In a vertical relationship, the practice is known as Retail Price Maintenance (‘RPM’). A manufacturer or supplier is prohibited from restricting the ability of a retailer to determine its own resale price, such as imposing minimum or fixed prices. The EU Vertical Restraints Block Exemption Regulation classifies such restriction as hardcore.
EU competition law prohibits both direct and indirect forms of RPM. Examples of indirect forms of RPM include: fixing margins, setting a maximum discount, requiring that retailers obtain the manufacturers' consent to revise their prices, intimidation, the use of price reporting and monitoring systems putting pressure on retailers to deter discounting, warnings and similar practices. Importantly, EU competition law does allow recommended and maximum resale prices (the latter act as a ceiling for prices, thereby benefit consumers).

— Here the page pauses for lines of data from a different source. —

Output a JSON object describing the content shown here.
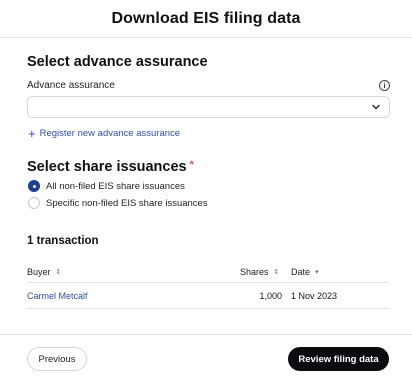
{
  "header": {
    "title": "Download EIS filing data"
  },
  "advance": {
    "section_title": "Select advance assurance",
    "field_label": "Advance assurance",
    "field_value": "",
    "info_icon": "info-icon",
    "chevron_icon": "chevron-down-icon",
    "register_label": "Register new advance assurance"
  },
  "issuances": {
    "section_title": "Select share issuances",
    "required_marker": "*",
    "options": [
      {
        "label": "All non-filed EIS share issuances",
        "checked": true
      },
      {
        "label": "Specific non-filed EIS share issuances",
        "checked": false
      }
    ]
  },
  "transactions": {
    "count_label": "1 transaction",
    "columns": [
      {
        "label": "Buyer",
        "sort_icon": "⇕"
      },
      {
        "label": "Shares",
        "sort_icon": "⇕"
      },
      {
        "label": "Date",
        "sort_icon": "▾"
      }
    ],
    "rows": [
      {
        "buyer": "Carmel Metcalf",
        "shares": "1,000",
        "date": "1 Nov 2023"
      }
    ]
  },
  "footer": {
    "previous_label": "Previous",
    "review_label": "Review filing data"
  },
  "colors": {
    "primary": "#1d3f91",
    "link": "#2d4fa3",
    "required": "#d9534f",
    "dark_button": "#0b0b10"
  }
}
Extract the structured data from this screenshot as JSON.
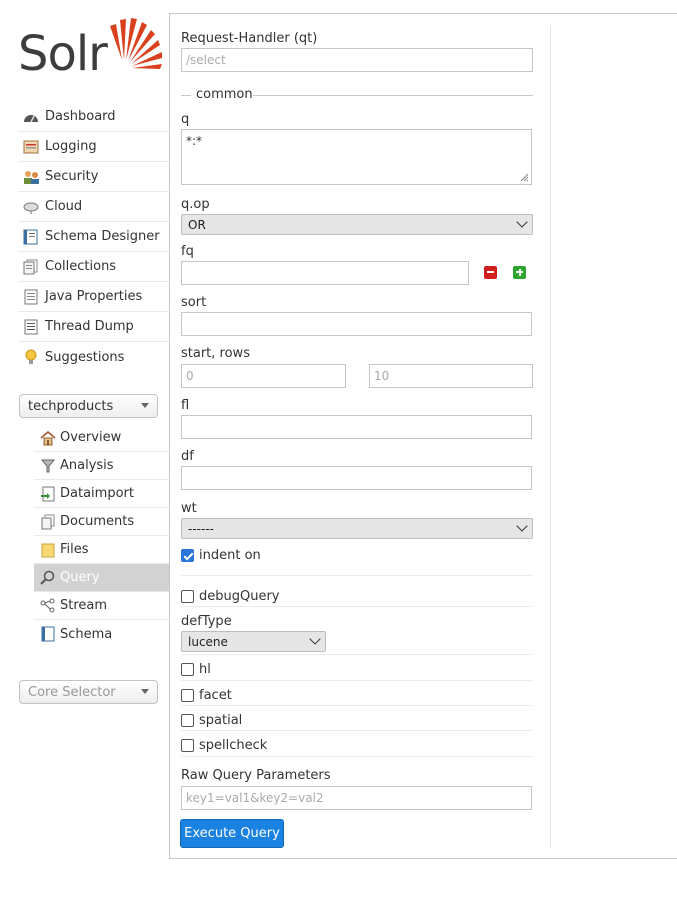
{
  "logo": {
    "text": "Solr"
  },
  "nav": [
    {
      "label": "Dashboard",
      "icon": "dashboard-icon"
    },
    {
      "label": "Logging",
      "icon": "logging-icon"
    },
    {
      "label": "Security",
      "icon": "security-icon"
    },
    {
      "label": "Cloud",
      "icon": "cloud-icon"
    },
    {
      "label": "Schema Designer",
      "icon": "schema-designer-icon"
    },
    {
      "label": "Collections",
      "icon": "collections-icon"
    },
    {
      "label": "Java Properties",
      "icon": "java-properties-icon"
    },
    {
      "label": "Thread Dump",
      "icon": "thread-dump-icon"
    },
    {
      "label": "Suggestions",
      "icon": "lightbulb-icon"
    }
  ],
  "core_dropdown": {
    "value": "techproducts"
  },
  "core_menu": [
    {
      "label": "Overview",
      "icon": "home-icon"
    },
    {
      "label": "Analysis",
      "icon": "funnel-icon"
    },
    {
      "label": "Dataimport",
      "icon": "dataimport-icon"
    },
    {
      "label": "Documents",
      "icon": "documents-icon"
    },
    {
      "label": "Files",
      "icon": "folder-icon"
    },
    {
      "label": "Query",
      "icon": "magnifier-icon",
      "active": true
    },
    {
      "label": "Stream",
      "icon": "stream-icon"
    },
    {
      "label": "Schema",
      "icon": "schema-icon"
    }
  ],
  "core_selector": {
    "placeholder": "Core Selector"
  },
  "form": {
    "request_handler_label": "Request-Handler (qt)",
    "request_handler_placeholder": "/select",
    "common_legend": "common",
    "q_label": "q",
    "q_value": "*:*",
    "qop_label": "q.op",
    "qop_value": "OR",
    "fq_label": "fq",
    "sort_label": "sort",
    "start_rows_label": "start, rows",
    "start_placeholder": "0",
    "rows_placeholder": "10",
    "fl_label": "fl",
    "df_label": "df",
    "wt_label": "wt",
    "wt_value": "------",
    "indent_label": "indent on",
    "indent_checked": true,
    "debugquery_label": "debugQuery",
    "deftype_label": "defType",
    "deftype_value": "lucene",
    "hl_label": "hl",
    "facet_label": "facet",
    "spatial_label": "spatial",
    "spellcheck_label": "spellcheck",
    "raw_label": "Raw Query Parameters",
    "raw_placeholder": "key1=val1&key2=val2",
    "execute_label": "Execute Query"
  },
  "colors": {
    "accent": "#1a82e0",
    "logo_red": "#d9411e",
    "remove_red": "#d11f1f",
    "add_green": "#2fa52f"
  }
}
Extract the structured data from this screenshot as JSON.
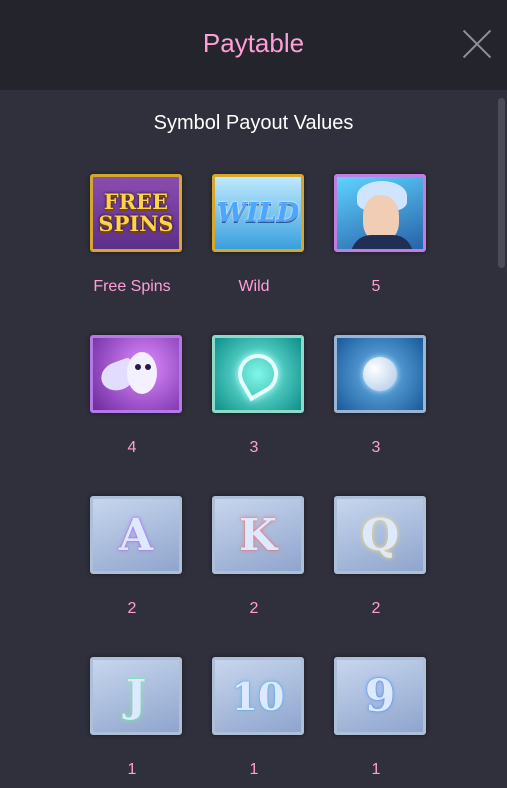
{
  "header": {
    "title": "Paytable"
  },
  "section": {
    "title": "Symbol Payout Values"
  },
  "symbols": [
    {
      "name": "Free Spins",
      "tile_text": "FREE\nSPINS",
      "label": "Free Spins"
    },
    {
      "name": "Wild",
      "tile_text": "WILD",
      "label": "Wild"
    },
    {
      "name": "hero",
      "label": "5"
    },
    {
      "name": "owl",
      "label": "4"
    },
    {
      "name": "gem",
      "label": "3"
    },
    {
      "name": "snowball",
      "label": "3"
    },
    {
      "name": "A",
      "tile_text": "A",
      "label": "2"
    },
    {
      "name": "K",
      "tile_text": "K",
      "label": "2"
    },
    {
      "name": "Q",
      "tile_text": "Q",
      "label": "2"
    },
    {
      "name": "J",
      "tile_text": "J",
      "label": "1"
    },
    {
      "name": "10",
      "tile_text": "10",
      "label": "1"
    },
    {
      "name": "9",
      "tile_text": "9",
      "label": "1"
    }
  ],
  "colors": {
    "accent": "#ff9fd8",
    "header_bg": "#24242d",
    "content_bg": "#30303c"
  }
}
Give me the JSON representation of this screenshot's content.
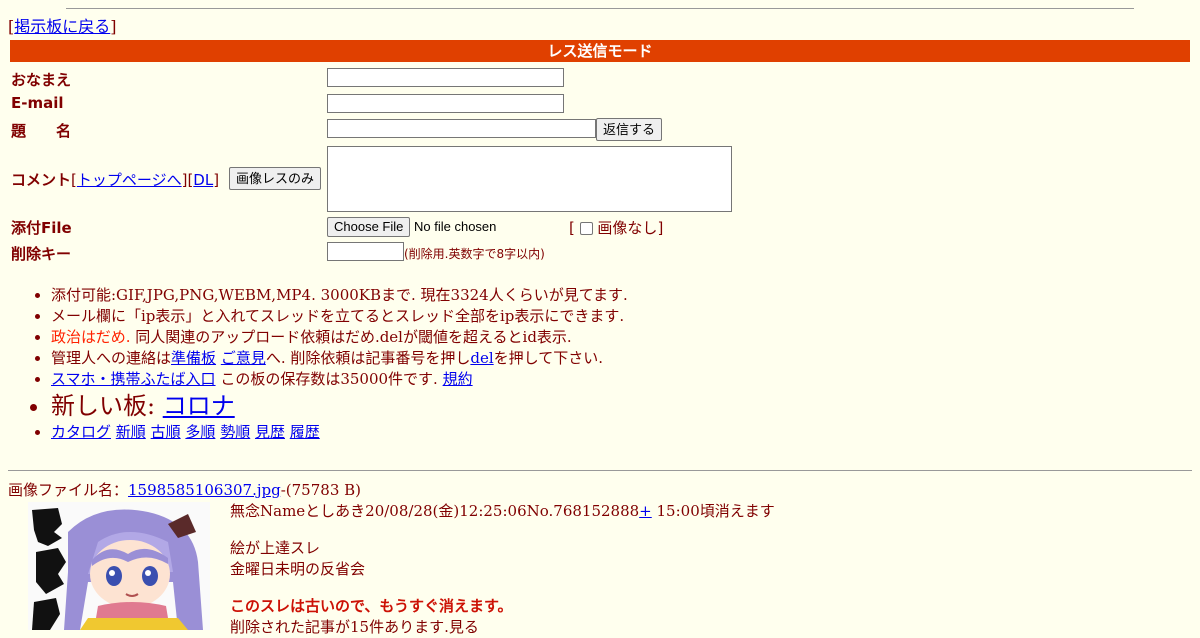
{
  "nav": {
    "back_link": "掲示板に戻る",
    "open": "[",
    "close": "]"
  },
  "form": {
    "mode_title": "レス送信モード",
    "name_label": "おなまえ",
    "email_label": "E-mail",
    "subject_label": "題　　名",
    "submit_label": "返信する",
    "comment_label": "コメント",
    "top_page_link": "トップページへ",
    "dl_link": "DL",
    "image_only_label": "画像レスのみ",
    "file_label": "添付File",
    "choose_file_label": "Choose File",
    "no_file_text": "No file chosen",
    "no_image_label": "画像なし",
    "delete_key_label": "削除キー",
    "delete_key_hint": "(削除用.英数字で8字以内)"
  },
  "rules": {
    "line1": "添付可能:GIF,JPG,PNG,WEBM,MP4. 3000KBまで. 現在3324人くらいが見てます.",
    "line2": "メール欄に「ip表示」と入れてスレッドを立てるとスレッド全部をip表示にできます.",
    "line3_red": "政治はだめ.",
    "line3_rest": " 同人関連のアップロード依頼はだめ.delが閾値を超えるとid表示.",
    "line4_pre": "管理人への連絡は",
    "line4_link1": "準備板",
    "line4_link2": "ご意見",
    "line4_mid": "へ. 削除依頼は記事番号を押し",
    "line4_link3": "del",
    "line4_post": "を押して下さい.",
    "line5_link": "スマホ・携帯ふたば入口",
    "line5_mid": " この板の保存数は35000件です. ",
    "line5_link2": "規約",
    "line6_pre": "新しい板: ",
    "line6_link": "コロナ",
    "catalog_links": [
      "カタログ",
      "新順",
      "古順",
      "多順",
      "勢順",
      "見歴",
      "履歴"
    ]
  },
  "post": {
    "file_label": "画像ファイル名：",
    "file_name": "1598585106307.jpg",
    "file_size": "-(75783 B)",
    "header": "無念Nameとしあき20/08/28(金)12:25:06No.768152888",
    "plus": "+",
    "expire": " 15:00頃消えます",
    "body_line1": "絵が上達スレ",
    "body_line2": "金曜日未明の反省会",
    "warning": "このスレは古いので、もうすぐ消えます。",
    "deleted": "削除された記事が15件あります.見る"
  },
  "colors": {
    "accent": "#e04000",
    "background": "#ffffee",
    "text": "#800000"
  }
}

There are two examples of recent enforcement action in relation to RMP. In July 2018, the Commission fined four consumer electronics companies €111 million in July 2018. The companies had allegedly restricted online retailers from deciding on the price of their products by using pricing algorithms. The Commission also fined a fashion manufacturer €40 million in December 2018, who, among other unfair practices, had restricted retailers to independently decide on the price of Guess products.